* Spoiler Alert
Kratos, The God of War, is synonymous to what made playing the games for the Sony’s PlayStation 2 great. Yes, there were other games which I enjoyed since this console’s introduction–including the Final Fantasy and Wild Arms franchise–but the storyline which Sony’s Santa Monica Studio developed had me glued from the start. It sated the folklorist in me and I enjoyed how the games depicted the dangers which lay ahead, especially when the Greco-Roman gods walked amongst men.
Sometimes playing the video games is not enough, and while there was a 2010 comic book series from years ago was a mixed blessing, I find myself enjoying this new work by Dark Horse Comics more. Kratos past is behind him. He’s at peace–or so we thought….

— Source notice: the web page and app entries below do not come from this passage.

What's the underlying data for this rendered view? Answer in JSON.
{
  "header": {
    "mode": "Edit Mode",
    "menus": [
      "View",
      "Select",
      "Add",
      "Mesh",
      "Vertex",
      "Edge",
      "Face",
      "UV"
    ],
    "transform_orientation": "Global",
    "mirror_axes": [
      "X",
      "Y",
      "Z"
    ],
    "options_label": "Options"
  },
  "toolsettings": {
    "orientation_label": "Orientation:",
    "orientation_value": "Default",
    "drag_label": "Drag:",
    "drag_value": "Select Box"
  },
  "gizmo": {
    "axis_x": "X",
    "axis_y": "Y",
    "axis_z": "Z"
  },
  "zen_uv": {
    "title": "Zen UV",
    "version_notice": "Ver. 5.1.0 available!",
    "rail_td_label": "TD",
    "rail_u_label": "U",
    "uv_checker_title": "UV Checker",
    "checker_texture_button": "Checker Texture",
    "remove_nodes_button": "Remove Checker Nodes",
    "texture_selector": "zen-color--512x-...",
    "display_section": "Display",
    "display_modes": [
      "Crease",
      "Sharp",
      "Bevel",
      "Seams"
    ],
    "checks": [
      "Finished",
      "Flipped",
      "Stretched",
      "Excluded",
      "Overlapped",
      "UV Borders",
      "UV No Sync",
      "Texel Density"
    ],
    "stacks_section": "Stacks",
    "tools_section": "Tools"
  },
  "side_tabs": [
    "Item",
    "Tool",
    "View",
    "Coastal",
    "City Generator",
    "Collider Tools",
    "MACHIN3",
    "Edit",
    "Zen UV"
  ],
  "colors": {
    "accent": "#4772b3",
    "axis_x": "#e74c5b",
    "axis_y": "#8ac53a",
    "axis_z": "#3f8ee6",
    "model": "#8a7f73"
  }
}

Instead of travelling West, akin to the Monkey King’s quest to achieve peace, he went North. The harsh terrain and its unknown dangers will keep him strong. While how he survived crossing the Alpines is not addressed, I soon find on the first few pages he’s leading a simple life. But his training tells him he has to stay mentally and physically sharp. The narrative reveals his inner voice. That rage still wants to consume him much like how the Symbiote controls Eddie Brock (aka Venom).
He’s clueless to what lurks deep in the woods. The events here take place before the 2018 God of War game for the PlayStation 4 (released in April of this year) and feels at home to what will eventually happen in the electronic front. His son, Atreus, is safe. Unknowingly, while out in the woods, Kratos killed a beast that he should have left alone. Shades of PIXAR’s Brave are hinted at. Later, upon coming home, a visit from strangers reveals they did not take kindly to Kratos killing a monster.
Chris Roberson (co-creator of iZombie; Rasputin: Voice of the Dragon) quickly develops the plot with this first issue and unlike the previous series, is not muddled with many figures to deal with. I particularly enjoyed how the creative team behind this four-issue series decided to have the Norseman speak in their native tongue. For the reader, they are written in runes. A decoder ring is needed to know what they are saying, and fortunately, I know enough of the written language to make out what they are saying.
Tony Parker nicely continues the tradition from the games, and that’s to make Kratos look larger than life. This character is holding back, and the stretch marks and emotion put into the design shows he’s not given up being a Spartan yet.
While the debut issue works well to tease at the coming dangers both man and boy must face, I am already waiting in bated breath for what issue two will offer. A fight is coming, and by Thor, Odin better be afraid, very afraid. Issue #1 is out today, November 14th, and #2 set for Jan 9th, 2019 release.